Abusing prescription drugs and getting hooked on them has been a grave concern across the United States that is affecting not only people’s health, but also their social and economic well-being. According to the 2014 National Survey on Drug Use and Health (NSDUH), nearly 2.1 million Americans, including 54 percent females and about 30 percent adolescents, used prescription drugs nonmedically, for the first time, in a year prior to the survey.
When someone uses prescription drugs for nonmedical purposes, it poses a greater risk of health impairments, apart from causing addiction. Jamie was a young, bright boy who dreamt of a great future. He joined one of the top medical colleges in California to pursue his dream of becoming a doctor. But his life took a dramatic twist when he was seized by addiction during his stay in the university.
His money, career, future, loved ones, and above all his sanity were all taken away, leaving him crippled. Doctors prescribed strong opioid painkillers to ease his pain that he frequently experienced during heavy addiction days.
The analgesic effect of the pill not only provided the much-needed relief, but also got him addicted to the high. Soon, Jamie had a box of pills for every possible reason – to remain awake to study, to get sleep, to overcome anxiety, and so on. Though he was aware of addiction, he felt they were safe because of being prescribed by his doctor. But one day, an overdose left him gasping for breath. When he opened his eyes, he found himself in an emergency room.
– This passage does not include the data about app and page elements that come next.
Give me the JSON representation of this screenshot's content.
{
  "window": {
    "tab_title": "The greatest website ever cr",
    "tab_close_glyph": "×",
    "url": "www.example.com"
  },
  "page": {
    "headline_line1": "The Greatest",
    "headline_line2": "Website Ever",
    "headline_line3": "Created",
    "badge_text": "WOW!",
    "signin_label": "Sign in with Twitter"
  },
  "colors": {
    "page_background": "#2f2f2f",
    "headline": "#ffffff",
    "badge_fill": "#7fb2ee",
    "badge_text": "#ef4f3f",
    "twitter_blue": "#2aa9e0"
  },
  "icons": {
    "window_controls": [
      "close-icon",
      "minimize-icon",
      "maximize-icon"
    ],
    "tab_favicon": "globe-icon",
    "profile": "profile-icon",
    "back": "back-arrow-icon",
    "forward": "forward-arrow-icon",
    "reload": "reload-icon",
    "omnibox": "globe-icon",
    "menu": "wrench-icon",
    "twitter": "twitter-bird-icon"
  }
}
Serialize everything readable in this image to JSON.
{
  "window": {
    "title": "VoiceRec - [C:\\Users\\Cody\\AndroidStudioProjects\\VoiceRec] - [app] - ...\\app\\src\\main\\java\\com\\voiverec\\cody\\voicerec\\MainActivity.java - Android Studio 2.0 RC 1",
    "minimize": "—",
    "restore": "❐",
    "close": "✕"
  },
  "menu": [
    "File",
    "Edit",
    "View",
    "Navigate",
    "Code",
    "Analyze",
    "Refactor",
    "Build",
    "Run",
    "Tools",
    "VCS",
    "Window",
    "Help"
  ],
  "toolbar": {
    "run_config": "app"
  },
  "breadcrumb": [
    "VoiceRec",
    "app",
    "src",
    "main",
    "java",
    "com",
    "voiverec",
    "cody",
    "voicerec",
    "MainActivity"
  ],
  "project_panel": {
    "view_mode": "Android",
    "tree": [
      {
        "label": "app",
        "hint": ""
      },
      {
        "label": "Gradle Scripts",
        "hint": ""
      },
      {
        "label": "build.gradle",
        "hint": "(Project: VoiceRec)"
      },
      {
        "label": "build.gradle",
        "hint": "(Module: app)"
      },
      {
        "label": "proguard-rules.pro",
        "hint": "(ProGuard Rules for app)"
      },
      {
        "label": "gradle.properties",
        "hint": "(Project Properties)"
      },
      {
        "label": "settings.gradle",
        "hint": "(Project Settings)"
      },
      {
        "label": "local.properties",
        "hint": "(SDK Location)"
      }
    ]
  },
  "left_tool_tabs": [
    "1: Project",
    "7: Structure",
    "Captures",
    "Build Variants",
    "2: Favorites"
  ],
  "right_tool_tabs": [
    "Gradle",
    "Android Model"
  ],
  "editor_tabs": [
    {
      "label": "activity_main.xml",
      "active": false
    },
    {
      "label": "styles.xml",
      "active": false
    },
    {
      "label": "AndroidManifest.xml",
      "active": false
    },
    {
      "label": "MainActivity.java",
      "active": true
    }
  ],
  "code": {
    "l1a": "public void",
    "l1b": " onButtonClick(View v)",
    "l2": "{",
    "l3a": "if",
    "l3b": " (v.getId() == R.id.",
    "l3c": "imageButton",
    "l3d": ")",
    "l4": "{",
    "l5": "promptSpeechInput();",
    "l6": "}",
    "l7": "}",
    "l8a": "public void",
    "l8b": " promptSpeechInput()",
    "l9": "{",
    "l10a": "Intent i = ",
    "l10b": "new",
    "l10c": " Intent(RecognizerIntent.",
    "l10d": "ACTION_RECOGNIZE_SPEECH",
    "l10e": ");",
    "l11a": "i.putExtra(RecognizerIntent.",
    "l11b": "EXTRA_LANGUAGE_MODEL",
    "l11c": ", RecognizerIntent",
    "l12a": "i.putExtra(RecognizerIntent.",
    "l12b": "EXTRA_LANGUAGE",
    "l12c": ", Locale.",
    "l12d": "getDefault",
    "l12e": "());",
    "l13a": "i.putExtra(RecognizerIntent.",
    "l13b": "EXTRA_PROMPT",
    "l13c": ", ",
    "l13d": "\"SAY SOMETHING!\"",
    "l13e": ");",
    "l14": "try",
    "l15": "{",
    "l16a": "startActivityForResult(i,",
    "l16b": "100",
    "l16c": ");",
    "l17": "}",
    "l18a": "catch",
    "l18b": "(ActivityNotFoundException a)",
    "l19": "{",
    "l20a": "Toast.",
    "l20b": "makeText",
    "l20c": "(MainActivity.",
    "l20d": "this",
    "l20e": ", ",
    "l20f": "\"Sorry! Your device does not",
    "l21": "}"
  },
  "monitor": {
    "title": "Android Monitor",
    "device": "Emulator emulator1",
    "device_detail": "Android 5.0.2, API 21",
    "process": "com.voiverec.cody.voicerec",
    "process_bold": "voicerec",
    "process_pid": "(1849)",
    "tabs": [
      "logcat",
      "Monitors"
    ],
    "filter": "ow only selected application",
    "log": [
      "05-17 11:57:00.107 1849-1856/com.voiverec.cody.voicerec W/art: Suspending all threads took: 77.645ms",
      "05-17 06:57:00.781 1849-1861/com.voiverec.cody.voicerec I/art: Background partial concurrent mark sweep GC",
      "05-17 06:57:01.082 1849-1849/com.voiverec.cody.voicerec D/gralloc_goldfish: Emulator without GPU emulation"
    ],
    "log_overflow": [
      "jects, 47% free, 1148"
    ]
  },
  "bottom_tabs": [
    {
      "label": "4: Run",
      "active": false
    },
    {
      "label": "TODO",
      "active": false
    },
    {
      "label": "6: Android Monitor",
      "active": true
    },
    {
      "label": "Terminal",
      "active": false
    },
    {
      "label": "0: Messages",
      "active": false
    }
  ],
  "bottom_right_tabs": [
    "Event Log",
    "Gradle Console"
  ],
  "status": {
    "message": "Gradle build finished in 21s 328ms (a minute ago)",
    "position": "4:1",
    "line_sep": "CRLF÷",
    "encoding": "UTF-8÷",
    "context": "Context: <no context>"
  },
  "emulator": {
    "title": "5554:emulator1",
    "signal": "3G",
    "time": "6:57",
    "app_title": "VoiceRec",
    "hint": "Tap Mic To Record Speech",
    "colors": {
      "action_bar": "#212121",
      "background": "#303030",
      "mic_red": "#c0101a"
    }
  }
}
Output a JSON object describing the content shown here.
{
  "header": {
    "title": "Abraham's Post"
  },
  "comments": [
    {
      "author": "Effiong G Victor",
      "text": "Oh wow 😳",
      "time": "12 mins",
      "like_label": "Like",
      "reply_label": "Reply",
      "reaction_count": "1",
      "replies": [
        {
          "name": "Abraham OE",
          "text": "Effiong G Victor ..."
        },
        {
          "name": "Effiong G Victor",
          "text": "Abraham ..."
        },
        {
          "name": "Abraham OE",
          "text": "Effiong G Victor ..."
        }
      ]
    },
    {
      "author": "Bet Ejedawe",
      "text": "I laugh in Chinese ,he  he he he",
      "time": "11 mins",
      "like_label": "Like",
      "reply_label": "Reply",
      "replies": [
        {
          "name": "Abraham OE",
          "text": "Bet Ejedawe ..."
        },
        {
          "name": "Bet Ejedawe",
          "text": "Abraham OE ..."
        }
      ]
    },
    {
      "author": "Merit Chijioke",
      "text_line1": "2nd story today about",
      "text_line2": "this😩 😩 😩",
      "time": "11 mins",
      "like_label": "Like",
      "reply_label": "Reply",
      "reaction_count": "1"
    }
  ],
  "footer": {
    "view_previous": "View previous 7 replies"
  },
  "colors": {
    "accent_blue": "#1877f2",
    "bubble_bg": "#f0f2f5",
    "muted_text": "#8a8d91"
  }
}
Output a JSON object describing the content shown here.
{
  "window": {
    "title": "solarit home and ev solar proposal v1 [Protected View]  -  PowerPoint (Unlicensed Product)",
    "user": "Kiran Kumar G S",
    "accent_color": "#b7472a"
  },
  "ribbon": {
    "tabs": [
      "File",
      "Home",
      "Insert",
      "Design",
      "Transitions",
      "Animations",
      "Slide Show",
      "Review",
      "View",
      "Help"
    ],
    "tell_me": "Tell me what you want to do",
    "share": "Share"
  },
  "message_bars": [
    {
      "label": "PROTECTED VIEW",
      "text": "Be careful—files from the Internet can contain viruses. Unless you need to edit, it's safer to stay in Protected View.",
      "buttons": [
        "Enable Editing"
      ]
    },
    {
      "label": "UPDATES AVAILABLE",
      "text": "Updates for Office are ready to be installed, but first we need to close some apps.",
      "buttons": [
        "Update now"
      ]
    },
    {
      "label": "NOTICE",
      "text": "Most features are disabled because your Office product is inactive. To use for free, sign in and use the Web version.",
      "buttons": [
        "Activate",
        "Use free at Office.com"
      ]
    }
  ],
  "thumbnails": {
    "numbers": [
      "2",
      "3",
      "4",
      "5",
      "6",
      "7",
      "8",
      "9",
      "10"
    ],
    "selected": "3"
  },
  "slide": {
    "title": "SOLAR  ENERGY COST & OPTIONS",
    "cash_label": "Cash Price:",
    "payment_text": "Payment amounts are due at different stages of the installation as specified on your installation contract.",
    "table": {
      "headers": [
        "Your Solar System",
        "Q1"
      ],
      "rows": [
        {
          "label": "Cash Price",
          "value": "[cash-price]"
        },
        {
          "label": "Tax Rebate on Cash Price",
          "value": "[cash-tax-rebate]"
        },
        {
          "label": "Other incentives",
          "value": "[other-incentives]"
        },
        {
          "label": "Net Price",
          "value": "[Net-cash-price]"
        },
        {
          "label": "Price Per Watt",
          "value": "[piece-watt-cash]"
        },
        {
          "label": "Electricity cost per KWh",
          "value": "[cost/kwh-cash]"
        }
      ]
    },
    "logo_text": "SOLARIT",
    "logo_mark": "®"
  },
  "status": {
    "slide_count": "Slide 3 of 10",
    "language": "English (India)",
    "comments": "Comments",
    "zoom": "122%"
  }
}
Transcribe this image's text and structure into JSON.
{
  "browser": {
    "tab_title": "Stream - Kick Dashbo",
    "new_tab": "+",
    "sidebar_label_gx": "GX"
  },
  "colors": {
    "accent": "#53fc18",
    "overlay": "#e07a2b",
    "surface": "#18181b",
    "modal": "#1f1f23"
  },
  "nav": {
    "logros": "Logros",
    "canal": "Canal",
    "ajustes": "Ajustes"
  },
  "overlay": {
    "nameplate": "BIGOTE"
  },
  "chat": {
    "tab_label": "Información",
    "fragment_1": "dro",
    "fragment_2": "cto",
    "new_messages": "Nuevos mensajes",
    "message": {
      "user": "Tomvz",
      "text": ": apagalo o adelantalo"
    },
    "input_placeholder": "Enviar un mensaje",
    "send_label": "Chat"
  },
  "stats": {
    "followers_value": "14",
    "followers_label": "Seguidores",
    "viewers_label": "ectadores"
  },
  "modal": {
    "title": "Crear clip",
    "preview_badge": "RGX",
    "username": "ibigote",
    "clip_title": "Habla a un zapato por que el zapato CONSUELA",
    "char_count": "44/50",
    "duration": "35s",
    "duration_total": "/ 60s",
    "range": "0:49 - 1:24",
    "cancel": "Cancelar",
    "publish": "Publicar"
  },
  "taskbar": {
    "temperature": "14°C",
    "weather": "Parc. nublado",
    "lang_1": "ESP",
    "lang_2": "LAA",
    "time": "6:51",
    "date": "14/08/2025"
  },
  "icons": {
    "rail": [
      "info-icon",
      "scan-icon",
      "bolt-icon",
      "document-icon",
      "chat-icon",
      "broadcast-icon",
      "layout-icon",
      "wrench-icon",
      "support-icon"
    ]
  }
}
Prescription drugs that are commonly abused
It has been found that some prescription drugs are abused more commonly than others, probably due to their increased psychoactive properties. Some of these drugs are:
Opioids: They are prescription medicines which act on the opioid receptors in the spinal cord and brain to numb the intensity of pain. Apart from alleviating pain, opioids are also known to activate areas in the brain associated with rewards causing euphoric sensations. Chemically, opioid medications have structures identical to heroin and are often considered as gateway drugs leading to other street drugs. Some examples of prescription opioids are oxycodone (OxyContin, Percocet), hydrocodone (Vicodin), morphine (Avinza), codeine, and fentanyl.
Central nervous system (CNS) depressants: These include prescription medicines like tranquilizers, sedatives and hypnotics, which can slow down the brain activity, and are used to treat anxiety and depression-related problems. Some examples of CNS depressants are benzodiazepines, such as diazepam (Valium) and alprazolam (Xanax), and non-benzodiazepines, such as zolpidem (Ambien), and barbiturates, such as mephobarbital (Mebaral) and pentobarbital sodium (Nembutal).
Stimulants: They are a class of prescription drugs used to treat mental disorders, such as attention-deficit hyperactivity disorder (ADHD), narcolepsy, etc. However, the most predominantly abused prescription stimulants are Adderall and Modafinil.
Preventing prescription drug abuse
Doctors, pharmacists, as well as patients can play an important role in identifying and preventing any unauthorized use of prescription drugs, as well as instances of doctor shopping. Physicians must incorporate more evidence-based screening tools as part of their consultation process. There should be an increased focus on other alternative forms of treatment for the management of pain.
Also, patients must be educated about the dangers of overdose, and the consequences of mixing prescription medicines with other intoxicants. Pharmacists need to be vigilant in recognizing counterfeit prescriptions or any alterations which could lead to abuse.